- _Your goal_
All entries must be given again exactly as written.

App and web page records
-=-=-

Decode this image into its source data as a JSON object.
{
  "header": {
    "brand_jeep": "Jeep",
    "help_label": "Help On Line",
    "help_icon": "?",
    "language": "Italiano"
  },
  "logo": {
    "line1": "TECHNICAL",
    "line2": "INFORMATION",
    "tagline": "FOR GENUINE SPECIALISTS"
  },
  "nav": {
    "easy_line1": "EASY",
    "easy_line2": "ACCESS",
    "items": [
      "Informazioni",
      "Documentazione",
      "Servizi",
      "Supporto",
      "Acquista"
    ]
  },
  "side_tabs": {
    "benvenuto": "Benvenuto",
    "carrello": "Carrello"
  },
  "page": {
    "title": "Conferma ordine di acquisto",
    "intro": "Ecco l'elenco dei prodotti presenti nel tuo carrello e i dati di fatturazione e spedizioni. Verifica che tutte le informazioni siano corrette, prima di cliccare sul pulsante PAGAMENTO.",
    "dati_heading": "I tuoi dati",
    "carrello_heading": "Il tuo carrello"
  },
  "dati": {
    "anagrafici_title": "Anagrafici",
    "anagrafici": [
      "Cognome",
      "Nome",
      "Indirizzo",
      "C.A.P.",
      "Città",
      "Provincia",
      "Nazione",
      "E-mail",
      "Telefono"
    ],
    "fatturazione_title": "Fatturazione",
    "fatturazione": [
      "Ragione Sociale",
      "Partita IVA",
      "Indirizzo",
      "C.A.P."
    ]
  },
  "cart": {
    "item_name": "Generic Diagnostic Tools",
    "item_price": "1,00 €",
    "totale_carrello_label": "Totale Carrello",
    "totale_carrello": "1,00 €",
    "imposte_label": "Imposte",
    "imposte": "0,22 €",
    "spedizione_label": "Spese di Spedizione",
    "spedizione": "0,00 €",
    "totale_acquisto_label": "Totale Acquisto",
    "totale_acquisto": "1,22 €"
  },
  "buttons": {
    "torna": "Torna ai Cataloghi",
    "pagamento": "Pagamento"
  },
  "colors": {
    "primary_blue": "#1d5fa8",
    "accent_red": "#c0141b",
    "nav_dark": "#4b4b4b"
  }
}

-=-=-

- _Task output_
Decode this image into its source data as a JSON object.
{
  "header": {
    "brand_jeep": "Jeep",
    "help_label": "Help On Line",
    "help_icon": "?",
    "language": "Italiano"
  },
  "logo": {
    "line1": "TECHNICAL",
    "line2": "INFORMATION",
    "tagline": "FOR GENUINE SPECIALISTS"
  },
  "nav": {
    "easy_line1": "EASY",
    "easy_line2": "ACCESS",
    "items": [
      "Informazioni",
      "Documentazione",
      "Servizi",
      "Supporto",
      "Acquista"
    ]
  },
  "side_tabs": {
    "benvenuto": "Benvenuto",
    "carrello": "Carrello"
  },
  "page": {
    "title": "Conferma ordine di acquisto",
    "intro": "Ecco l'elenco dei prodotti presenti nel tuo carrello e i dati di fatturazione e spedizioni. Verifica che tutte le informazioni siano corrette, prima di cliccare sul pulsante PAGAMENTO.",
    "dati_heading": "I tuoi dati",
    "carrello_heading": "Il tuo carrello"
  },
  "dati": {
    "anagrafici_title": "Anagrafici",
    "anagrafici": [
      "Cognome",
      "Nome",
      "Indirizzo",
      "C.A.P.",
      "Città",
      "Provincia",
      "Nazione",
      "E-mail",
      "Telefono"
    ],
    "fatturazione_title": "Fatturazione",
    "fatturazione": [
      "Ragione Sociale",
      "Partita IVA",
      "Indirizzo",
      "C.A.P."
    ]
  },
  "cart": {
    "item_name": "Generic Diagnostic Tools",
    "item_price": "1,00 €",
    "totale_carrello_label": "Totale Carrello",
    "totale_carrello": "1,00 €",
    "imposte_label": "Imposte",
    "imposte": "0,22 €",
    "spedizione_label": "Spese di Spedizione",
    "spedizione": "0,00 €",
    "totale_acquisto_label": "Totale Acquisto",
    "totale_acquisto": "1,22 €"
  },
  "buttons": {
    "torna": "Torna ai Cataloghi",
    "pagamento": "Pagamento"
  },
  "colors": {
    "primary_blue": "#1d5fa8",
    "accent_red": "#c0141b",
    "nav_dark": "#4b4b4b"
  }
}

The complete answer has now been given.